Natural Dye Class Results
I took a natural dye class at Deep Color Studio, my favorite place on earth, and these were my results from the April class. Above is the indigo and overdyed indigo we did. We handpainted one roving, (top left) and I didn't particularly like how mine came out, so I overdyed it. I overdyed my yellow that was dyed with fustic. I don't think I used enough to make a really bright yellow so who knows how this supposed green will come out when I finally wash these rovings. Since the indigo pot is going now I decided these needed a few more dips. I love the color they are now and to keep them this way I think they will need two to three more dips. I am totally guessing, I know you are supposed to dye 2-3 shades darker than you want the final color to be. My first piece of felt is also in the top corner of this picture, it was a white corriedale square and now it is a blue corriedale square. Wow, right?
Our instructor, Claudia, also let us dye some of our own handspun in the class so I stuck these in: more 2 ply Merino and a thick and thin single. These will need several dips, I think they only got two fast ones at the end of the class. Indigo has a smell that is somewhere between a rotten egg and burning rubber. Something like you might imagine The Bog of Eternal Stench to smell like. In fact, I think indigo dyeing arose of bogs in some places; something about things being dropped in the bog and coming out green and then turning blue when they hit the air.

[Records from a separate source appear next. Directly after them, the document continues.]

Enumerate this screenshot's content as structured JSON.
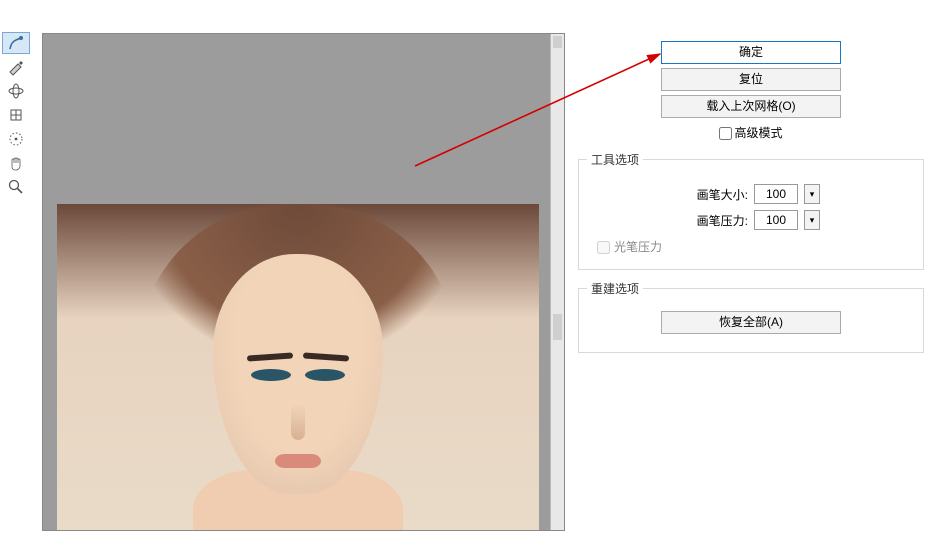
{
  "buttons": {
    "ok": "确定",
    "reset": "复位",
    "loadLastMesh": "载入上次网格(O)",
    "restoreAll": "恢复全部(A)"
  },
  "checks": {
    "advancedMode": "高级模式",
    "stylusPressure": "光笔压力"
  },
  "groups": {
    "toolOptions": "工具选项",
    "rebuildOptions": "重建选项"
  },
  "options": {
    "brushSizeLabel": "画笔大小:",
    "brushPressureLabel": "画笔压力:",
    "brushSize": "100",
    "brushPressure": "100"
  },
  "tools": {
    "warp": "forward-warp-tool",
    "reconstruct": "reconstruct-tool",
    "pucker": "pucker-tool",
    "bloat": "bloat-tool",
    "pushLeft": "push-left-tool",
    "hand": "hand-tool",
    "zoom": "zoom-tool"
  }
}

In any case, to me it smells rare and blue. Its all terribly Eye of Newt, there is the big pot over the fire, (no bubbling allowed though!) the finicky & fermenting ingredients, the magic of color change from yellow/green to deep blue and, of course, enter me-the bedraggled hag with rubber gloves.

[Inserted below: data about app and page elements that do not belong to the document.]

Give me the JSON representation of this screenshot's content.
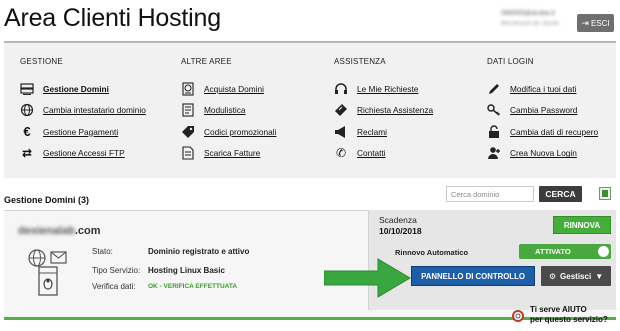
{
  "header": {
    "title": "Area Clienti Hosting",
    "user_line1": "086993@aruba.it",
    "user_line2": "MAURIZIO DE GENA",
    "exit_label": "ESCI"
  },
  "menu": {
    "gestione": {
      "heading": "GESTIONE",
      "items": [
        {
          "label": "Gestione Domini",
          "icon": "server-icon"
        },
        {
          "label": "Cambia intestatario dominio",
          "icon": "globe-icon"
        },
        {
          "label": "Gestione Pagamenti",
          "icon": "euro-icon"
        },
        {
          "label": "Gestione Accessi FTP",
          "icon": "transfer-arrows-icon"
        }
      ]
    },
    "altre_aree": {
      "heading": "ALTRE AREE",
      "items": [
        {
          "label": "Acquista Domini",
          "icon": "globe-document-icon"
        },
        {
          "label": "Modulistica",
          "icon": "form-icon"
        },
        {
          "label": "Codici promozionali",
          "icon": "tag-icon"
        },
        {
          "label": "Scarica Fatture",
          "icon": "invoice-icon"
        }
      ]
    },
    "assistenza": {
      "heading": "ASSISTENZA",
      "items": [
        {
          "label": "Le Mie Richieste",
          "icon": "headset-icon"
        },
        {
          "label": "Richiesta Assistenza",
          "icon": "ticket-icon"
        },
        {
          "label": "Reclami",
          "icon": "megaphone-icon"
        },
        {
          "label": "Contatti",
          "icon": "phone-icon"
        }
      ]
    },
    "dati_login": {
      "heading": "DATI LOGIN",
      "items": [
        {
          "label": "Modifica i tuoi dati",
          "icon": "pencil-icon"
        },
        {
          "label": "Cambia Password",
          "icon": "key-icon"
        },
        {
          "label": "Cambia dati di recupero",
          "icon": "padlock-icon"
        },
        {
          "label": "Crea Nuova Login",
          "icon": "add-user-icon"
        }
      ]
    }
  },
  "domains_section": {
    "title": "Gestione Domini (3)",
    "search_placeholder": "Cerca dominio",
    "search_button": "CERCA"
  },
  "domain": {
    "name_hidden": "desienalab",
    "name_tld": ".com",
    "status_label": "Stato:",
    "status_value": "Dominio registrato e attivo",
    "service_label": "Tipo Servizio:",
    "service_value": "Hosting Linux Basic",
    "verify_label": "Verifica dati:",
    "verify_value": "OK - VERIFICA EFFETTUATA",
    "expiry_label": "Scadenza",
    "expiry_date": "10/10/2018",
    "renew_label": "RINNOVA",
    "auto_renew_label": "Rinnovo Automatico",
    "auto_renew_state": "ATTIVATO",
    "control_panel_label": "PANNELLO DI CONTROLLO",
    "manage_label": "Gestisci"
  },
  "help": {
    "line1": "Ti serve AIUTO",
    "line2": "per questo servizio?"
  },
  "colors": {
    "green": "#45ad3c",
    "blue": "#1d5ea6",
    "dark": "#3c3c3c"
  }
}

Cochineal, Cochineal, madder and cochineal/fustic/madder mixed. Now that is an imaginative title for this shot. The mix is the pink. Although at the time I was convinced that the pink was somehow the madder and the orange the mix. I was absolutely certain that there had been some amazing weirdness that happened to produce this result. Of course, it was my own incredible ability to mislabel. So, this was the other portion of our class. We did some dyeing with natural dye extracts (the indigo was also an extract) and we ground the cochineal bugs in a coffee grinder (I didn't do this but I did get two bright red bundles of fiber out of it) and got this fabulous red with it. Claudia recommended that we not overdye these, they would have been a beautiful purple I think but she said that this red was a special treat for natural dyers since this level of brilliance is so costly that we would probably not dye like this again on our own. I am not super into the whole idea of grinding bugs up but I am into red. I've tried for red with madder but haven't had luck with consistent results, haha, welcome to natural dyeing I suppose. I am going to try a purely cold dyed madder with the fiber left to mordant for a long time and then a long, long soak in a high concentration of madder. I hope this will get me something more red! I know it will be a yellow/red and not a blue/red but I can live with that. Cochineal, I suppose its not much different than silk. I wish they could just find the already dead bugs and grind those! Wouldn't that be nice?! Like road kill cochineal, you know? At this point in time I not totally comfortable with buying farmed bugs to mash up but I am happy to hang onto this bright red goodness for now.